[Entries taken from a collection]
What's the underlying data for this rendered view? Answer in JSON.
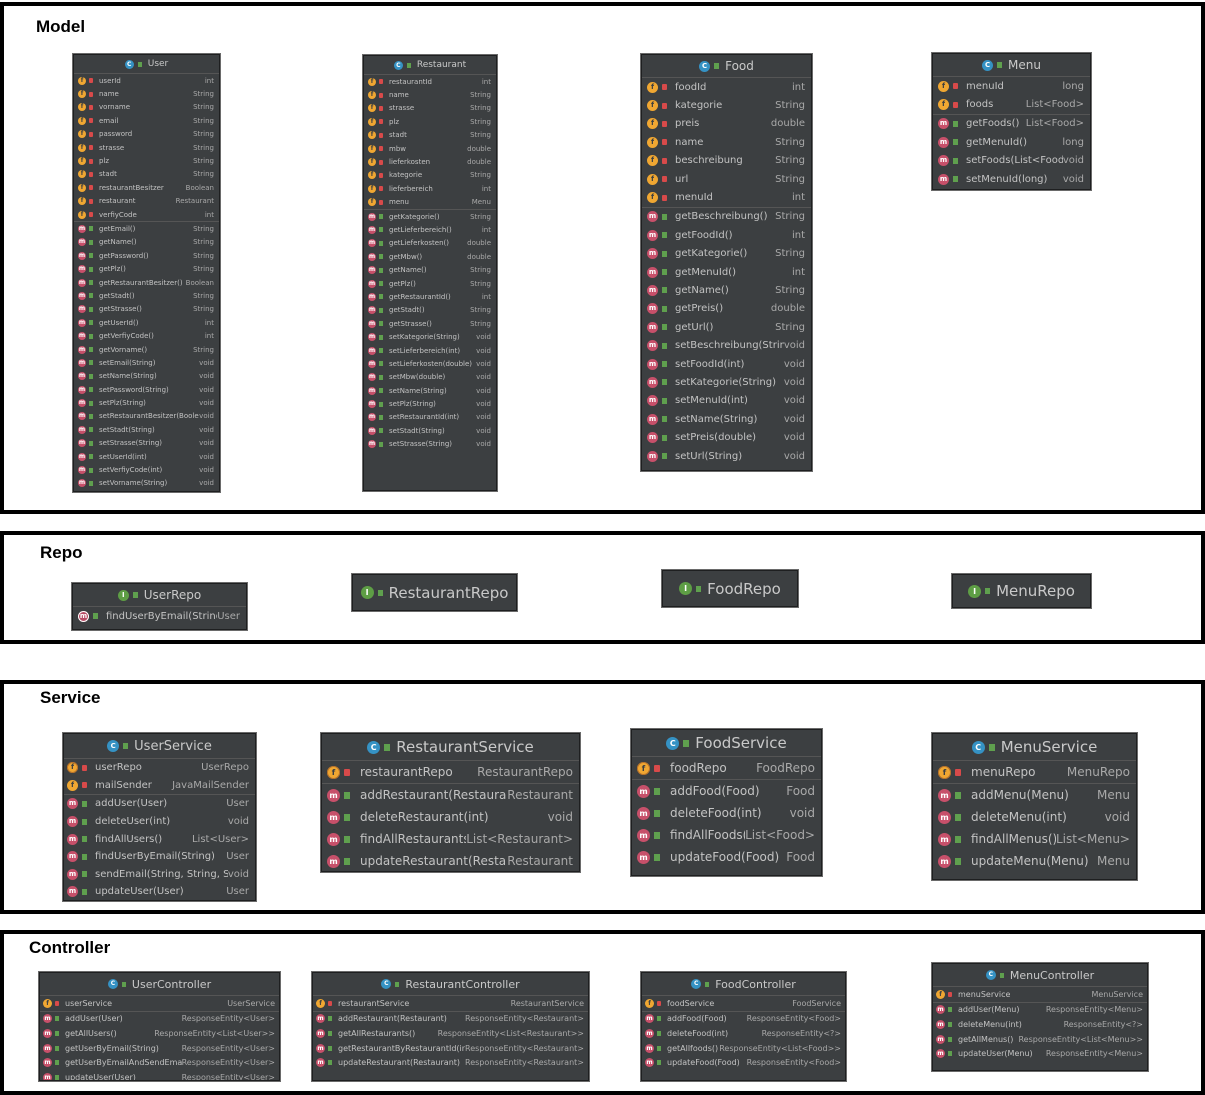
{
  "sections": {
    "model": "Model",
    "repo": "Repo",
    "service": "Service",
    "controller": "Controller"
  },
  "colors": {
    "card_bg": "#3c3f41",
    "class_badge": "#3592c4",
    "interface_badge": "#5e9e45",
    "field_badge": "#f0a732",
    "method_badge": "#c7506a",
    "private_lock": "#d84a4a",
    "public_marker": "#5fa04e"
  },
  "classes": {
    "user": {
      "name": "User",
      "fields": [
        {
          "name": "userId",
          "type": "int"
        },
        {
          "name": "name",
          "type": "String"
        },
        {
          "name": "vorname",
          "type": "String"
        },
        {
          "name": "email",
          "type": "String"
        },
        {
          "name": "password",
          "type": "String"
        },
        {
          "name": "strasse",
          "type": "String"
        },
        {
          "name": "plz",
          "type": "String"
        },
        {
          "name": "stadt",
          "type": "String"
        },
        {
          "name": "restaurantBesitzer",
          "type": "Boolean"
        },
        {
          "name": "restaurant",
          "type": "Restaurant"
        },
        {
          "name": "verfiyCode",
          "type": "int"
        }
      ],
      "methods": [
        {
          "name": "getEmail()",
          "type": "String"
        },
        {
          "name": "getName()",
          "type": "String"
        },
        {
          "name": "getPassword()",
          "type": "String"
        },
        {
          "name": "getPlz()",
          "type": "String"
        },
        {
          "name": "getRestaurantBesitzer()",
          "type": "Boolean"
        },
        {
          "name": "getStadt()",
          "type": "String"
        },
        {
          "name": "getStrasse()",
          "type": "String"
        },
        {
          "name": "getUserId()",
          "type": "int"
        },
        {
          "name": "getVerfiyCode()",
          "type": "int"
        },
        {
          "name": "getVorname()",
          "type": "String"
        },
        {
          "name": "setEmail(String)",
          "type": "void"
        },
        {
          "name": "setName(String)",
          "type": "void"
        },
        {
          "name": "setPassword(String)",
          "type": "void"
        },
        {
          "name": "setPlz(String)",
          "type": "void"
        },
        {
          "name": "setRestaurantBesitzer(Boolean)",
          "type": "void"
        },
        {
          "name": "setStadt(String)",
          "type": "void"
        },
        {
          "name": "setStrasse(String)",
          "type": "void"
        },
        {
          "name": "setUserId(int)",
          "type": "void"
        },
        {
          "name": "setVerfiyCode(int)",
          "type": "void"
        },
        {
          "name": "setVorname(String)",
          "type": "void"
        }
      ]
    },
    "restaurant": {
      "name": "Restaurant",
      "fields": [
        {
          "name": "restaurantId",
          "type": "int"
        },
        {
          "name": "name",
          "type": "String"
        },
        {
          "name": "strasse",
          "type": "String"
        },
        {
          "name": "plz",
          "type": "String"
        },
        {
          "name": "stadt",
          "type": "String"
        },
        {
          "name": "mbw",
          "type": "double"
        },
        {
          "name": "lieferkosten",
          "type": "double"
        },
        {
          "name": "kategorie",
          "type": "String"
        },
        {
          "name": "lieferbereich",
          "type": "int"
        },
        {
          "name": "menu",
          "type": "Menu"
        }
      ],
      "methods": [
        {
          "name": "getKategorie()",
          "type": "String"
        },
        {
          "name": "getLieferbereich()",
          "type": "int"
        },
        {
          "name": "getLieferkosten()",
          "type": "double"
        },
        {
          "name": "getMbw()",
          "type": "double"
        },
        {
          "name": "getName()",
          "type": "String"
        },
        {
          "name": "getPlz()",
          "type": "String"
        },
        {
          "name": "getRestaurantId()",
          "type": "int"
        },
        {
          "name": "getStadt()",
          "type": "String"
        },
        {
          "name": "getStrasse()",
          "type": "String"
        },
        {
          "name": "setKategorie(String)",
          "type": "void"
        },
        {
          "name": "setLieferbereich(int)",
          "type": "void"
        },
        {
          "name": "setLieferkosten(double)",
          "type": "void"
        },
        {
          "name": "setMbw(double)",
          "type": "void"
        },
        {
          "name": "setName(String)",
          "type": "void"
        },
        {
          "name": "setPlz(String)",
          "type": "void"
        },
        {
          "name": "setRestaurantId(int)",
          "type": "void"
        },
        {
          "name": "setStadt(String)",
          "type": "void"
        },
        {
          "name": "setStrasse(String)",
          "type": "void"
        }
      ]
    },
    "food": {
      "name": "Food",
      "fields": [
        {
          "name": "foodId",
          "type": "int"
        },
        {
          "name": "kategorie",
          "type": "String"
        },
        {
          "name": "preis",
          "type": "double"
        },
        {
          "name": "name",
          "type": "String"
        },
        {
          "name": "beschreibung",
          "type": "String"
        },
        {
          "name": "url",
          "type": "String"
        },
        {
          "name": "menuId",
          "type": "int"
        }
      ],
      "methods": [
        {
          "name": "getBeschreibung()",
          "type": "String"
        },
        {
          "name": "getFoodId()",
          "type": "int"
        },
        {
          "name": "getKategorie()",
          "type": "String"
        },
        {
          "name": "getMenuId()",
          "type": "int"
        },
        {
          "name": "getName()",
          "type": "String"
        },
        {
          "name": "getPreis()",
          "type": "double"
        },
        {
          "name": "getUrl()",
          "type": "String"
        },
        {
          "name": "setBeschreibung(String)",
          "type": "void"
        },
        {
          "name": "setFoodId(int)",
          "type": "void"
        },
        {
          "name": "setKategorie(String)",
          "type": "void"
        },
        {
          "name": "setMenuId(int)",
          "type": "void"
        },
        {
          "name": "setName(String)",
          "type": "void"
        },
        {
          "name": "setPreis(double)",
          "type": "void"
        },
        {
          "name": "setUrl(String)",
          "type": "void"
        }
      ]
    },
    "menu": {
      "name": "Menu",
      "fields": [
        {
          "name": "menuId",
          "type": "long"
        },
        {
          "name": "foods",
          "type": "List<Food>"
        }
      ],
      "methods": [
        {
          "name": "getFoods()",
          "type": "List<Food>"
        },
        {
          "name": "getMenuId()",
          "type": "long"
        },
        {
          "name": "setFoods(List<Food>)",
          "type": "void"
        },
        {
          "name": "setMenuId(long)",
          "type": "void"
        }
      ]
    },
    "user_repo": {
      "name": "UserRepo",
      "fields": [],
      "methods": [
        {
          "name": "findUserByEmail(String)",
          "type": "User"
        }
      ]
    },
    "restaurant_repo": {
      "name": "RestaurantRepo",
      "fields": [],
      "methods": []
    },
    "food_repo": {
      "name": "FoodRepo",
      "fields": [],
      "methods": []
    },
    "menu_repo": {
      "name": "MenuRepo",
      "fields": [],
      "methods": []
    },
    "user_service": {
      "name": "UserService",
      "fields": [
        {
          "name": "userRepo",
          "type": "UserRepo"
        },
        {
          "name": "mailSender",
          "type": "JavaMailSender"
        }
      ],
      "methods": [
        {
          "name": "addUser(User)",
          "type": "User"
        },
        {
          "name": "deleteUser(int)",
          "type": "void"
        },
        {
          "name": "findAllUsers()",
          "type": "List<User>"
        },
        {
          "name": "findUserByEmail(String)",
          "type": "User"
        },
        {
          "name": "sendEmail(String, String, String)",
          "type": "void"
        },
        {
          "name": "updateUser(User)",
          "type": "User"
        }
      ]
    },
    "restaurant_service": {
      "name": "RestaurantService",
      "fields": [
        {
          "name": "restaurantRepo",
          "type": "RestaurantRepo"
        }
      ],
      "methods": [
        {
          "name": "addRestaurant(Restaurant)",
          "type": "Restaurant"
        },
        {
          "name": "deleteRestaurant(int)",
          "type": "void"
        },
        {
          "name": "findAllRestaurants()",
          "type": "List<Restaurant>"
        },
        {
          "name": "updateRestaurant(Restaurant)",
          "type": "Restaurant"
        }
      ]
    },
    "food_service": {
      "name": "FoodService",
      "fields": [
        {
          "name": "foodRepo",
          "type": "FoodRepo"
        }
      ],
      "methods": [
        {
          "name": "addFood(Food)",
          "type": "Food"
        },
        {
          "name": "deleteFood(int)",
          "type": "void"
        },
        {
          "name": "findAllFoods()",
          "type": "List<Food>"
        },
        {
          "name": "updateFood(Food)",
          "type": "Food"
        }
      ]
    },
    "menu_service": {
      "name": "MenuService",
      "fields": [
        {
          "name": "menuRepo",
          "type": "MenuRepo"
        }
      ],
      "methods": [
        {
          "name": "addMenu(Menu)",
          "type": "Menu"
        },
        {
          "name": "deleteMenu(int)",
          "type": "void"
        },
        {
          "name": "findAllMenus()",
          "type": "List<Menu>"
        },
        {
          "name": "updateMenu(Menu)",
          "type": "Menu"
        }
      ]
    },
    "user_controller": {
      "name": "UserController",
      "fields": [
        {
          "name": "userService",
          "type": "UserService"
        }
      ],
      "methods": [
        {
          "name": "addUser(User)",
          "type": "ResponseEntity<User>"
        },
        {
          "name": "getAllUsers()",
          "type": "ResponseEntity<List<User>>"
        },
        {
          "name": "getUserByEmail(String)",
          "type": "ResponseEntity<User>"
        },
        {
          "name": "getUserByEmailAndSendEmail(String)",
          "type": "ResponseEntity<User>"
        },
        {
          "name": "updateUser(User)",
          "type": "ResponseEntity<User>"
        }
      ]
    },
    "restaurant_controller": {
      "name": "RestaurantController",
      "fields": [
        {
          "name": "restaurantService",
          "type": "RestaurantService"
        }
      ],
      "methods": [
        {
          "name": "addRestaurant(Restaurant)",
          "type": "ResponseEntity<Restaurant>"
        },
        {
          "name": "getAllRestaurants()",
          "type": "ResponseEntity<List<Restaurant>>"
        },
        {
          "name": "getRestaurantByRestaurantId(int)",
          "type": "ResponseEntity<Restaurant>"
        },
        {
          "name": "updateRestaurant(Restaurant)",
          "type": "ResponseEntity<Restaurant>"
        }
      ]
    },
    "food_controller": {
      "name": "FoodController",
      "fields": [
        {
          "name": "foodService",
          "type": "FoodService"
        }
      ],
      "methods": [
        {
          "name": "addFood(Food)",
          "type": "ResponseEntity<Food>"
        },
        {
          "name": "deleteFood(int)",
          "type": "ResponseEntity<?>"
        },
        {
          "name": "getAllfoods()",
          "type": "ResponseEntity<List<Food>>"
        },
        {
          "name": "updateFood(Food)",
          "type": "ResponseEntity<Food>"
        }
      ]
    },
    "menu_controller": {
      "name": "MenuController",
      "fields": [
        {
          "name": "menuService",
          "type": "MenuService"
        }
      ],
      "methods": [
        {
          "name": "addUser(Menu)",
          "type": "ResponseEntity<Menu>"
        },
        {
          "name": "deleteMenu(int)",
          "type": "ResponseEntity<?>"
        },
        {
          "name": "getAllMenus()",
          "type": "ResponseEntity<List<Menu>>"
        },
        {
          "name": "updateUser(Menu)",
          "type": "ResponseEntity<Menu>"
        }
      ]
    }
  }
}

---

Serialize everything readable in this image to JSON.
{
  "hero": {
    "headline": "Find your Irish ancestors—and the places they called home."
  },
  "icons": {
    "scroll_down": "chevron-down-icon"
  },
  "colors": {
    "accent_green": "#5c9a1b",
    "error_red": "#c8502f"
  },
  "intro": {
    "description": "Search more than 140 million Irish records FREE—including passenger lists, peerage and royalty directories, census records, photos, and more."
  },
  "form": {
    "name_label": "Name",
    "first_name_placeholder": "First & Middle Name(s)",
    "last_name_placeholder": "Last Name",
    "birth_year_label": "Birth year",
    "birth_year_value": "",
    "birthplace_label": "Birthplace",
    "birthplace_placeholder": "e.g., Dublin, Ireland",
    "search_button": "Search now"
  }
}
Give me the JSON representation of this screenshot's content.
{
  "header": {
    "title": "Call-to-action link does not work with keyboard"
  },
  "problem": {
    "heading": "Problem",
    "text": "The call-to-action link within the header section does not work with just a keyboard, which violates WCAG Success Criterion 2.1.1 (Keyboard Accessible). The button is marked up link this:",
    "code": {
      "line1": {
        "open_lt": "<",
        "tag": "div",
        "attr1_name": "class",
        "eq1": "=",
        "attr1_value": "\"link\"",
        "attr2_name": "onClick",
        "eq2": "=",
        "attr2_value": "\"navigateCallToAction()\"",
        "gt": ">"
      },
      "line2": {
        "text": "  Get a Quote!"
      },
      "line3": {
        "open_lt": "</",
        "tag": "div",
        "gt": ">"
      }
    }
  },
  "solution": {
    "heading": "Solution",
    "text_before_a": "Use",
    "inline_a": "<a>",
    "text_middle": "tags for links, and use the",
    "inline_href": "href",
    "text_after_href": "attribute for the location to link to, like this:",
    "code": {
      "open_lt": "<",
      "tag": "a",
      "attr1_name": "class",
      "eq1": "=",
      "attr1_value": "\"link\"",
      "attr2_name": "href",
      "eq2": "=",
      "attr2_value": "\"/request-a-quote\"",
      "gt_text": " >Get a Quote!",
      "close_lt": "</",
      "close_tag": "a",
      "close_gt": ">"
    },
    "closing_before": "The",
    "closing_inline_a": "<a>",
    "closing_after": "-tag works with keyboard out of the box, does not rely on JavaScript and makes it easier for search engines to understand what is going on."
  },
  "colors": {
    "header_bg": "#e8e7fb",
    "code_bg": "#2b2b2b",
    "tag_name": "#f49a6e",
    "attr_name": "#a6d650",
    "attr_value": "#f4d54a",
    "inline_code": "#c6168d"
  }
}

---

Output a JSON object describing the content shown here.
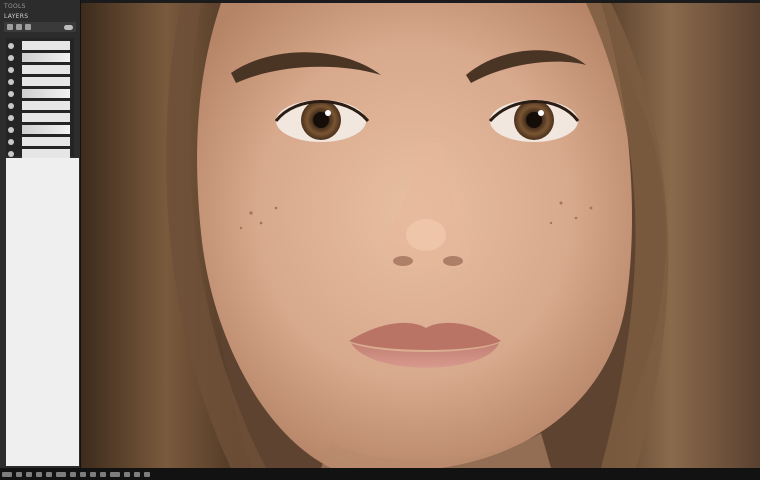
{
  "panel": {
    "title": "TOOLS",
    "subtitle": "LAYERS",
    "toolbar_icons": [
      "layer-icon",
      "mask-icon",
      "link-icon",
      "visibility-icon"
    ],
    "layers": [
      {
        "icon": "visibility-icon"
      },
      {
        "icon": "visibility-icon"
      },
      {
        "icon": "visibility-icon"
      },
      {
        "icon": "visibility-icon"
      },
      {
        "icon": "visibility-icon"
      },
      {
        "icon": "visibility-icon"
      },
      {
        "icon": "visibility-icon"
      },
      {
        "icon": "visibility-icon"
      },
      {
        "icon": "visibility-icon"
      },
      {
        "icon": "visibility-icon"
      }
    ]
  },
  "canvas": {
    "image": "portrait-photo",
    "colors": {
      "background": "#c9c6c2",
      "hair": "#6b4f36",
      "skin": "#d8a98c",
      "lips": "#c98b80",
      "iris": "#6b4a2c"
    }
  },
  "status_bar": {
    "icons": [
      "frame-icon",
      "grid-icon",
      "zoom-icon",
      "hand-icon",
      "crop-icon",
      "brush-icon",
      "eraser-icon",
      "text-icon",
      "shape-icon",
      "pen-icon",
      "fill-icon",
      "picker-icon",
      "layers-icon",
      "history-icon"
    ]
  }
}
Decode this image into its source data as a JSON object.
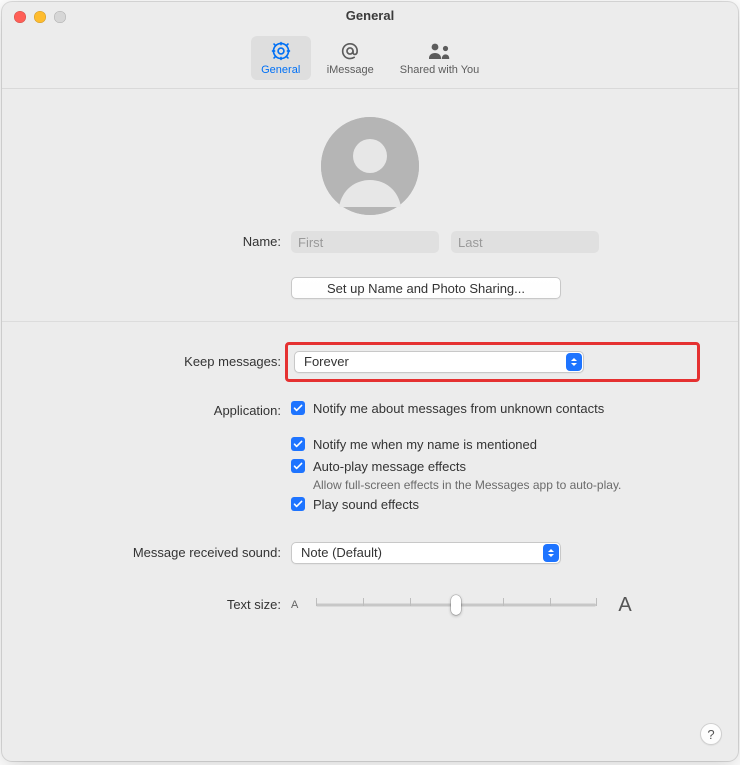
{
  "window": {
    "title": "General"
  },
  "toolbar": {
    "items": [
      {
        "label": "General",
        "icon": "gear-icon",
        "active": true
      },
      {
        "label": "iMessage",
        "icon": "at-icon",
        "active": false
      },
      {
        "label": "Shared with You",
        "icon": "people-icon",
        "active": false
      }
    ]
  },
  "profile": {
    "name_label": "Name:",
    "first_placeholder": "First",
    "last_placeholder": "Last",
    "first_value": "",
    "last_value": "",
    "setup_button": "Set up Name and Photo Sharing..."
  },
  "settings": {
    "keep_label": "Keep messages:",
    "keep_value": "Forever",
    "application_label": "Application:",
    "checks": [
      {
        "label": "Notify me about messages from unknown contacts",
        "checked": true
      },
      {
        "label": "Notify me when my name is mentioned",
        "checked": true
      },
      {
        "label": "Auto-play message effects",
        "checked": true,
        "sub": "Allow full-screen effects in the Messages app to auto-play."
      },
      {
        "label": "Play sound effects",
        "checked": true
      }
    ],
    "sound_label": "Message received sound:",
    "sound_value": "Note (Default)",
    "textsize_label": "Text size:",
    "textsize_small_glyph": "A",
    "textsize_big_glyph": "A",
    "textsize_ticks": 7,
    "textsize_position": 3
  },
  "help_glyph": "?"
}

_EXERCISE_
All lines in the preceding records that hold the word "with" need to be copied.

_FINISHED EXERCISE_
    "title": "Call-to-action link does not work with keyboard"
    "text": "The call-to-action link within the header section does not work with just a keyboard, which violates WCAG Success Criterion 2.1.1 (Keyboard Accessible). The button is marked up link this:",
    "closing_after": "-tag works with keyboard out of the box, does not rely on JavaScript and makes it easier for search engines to understand what is going on."
        "label": "Shared with You",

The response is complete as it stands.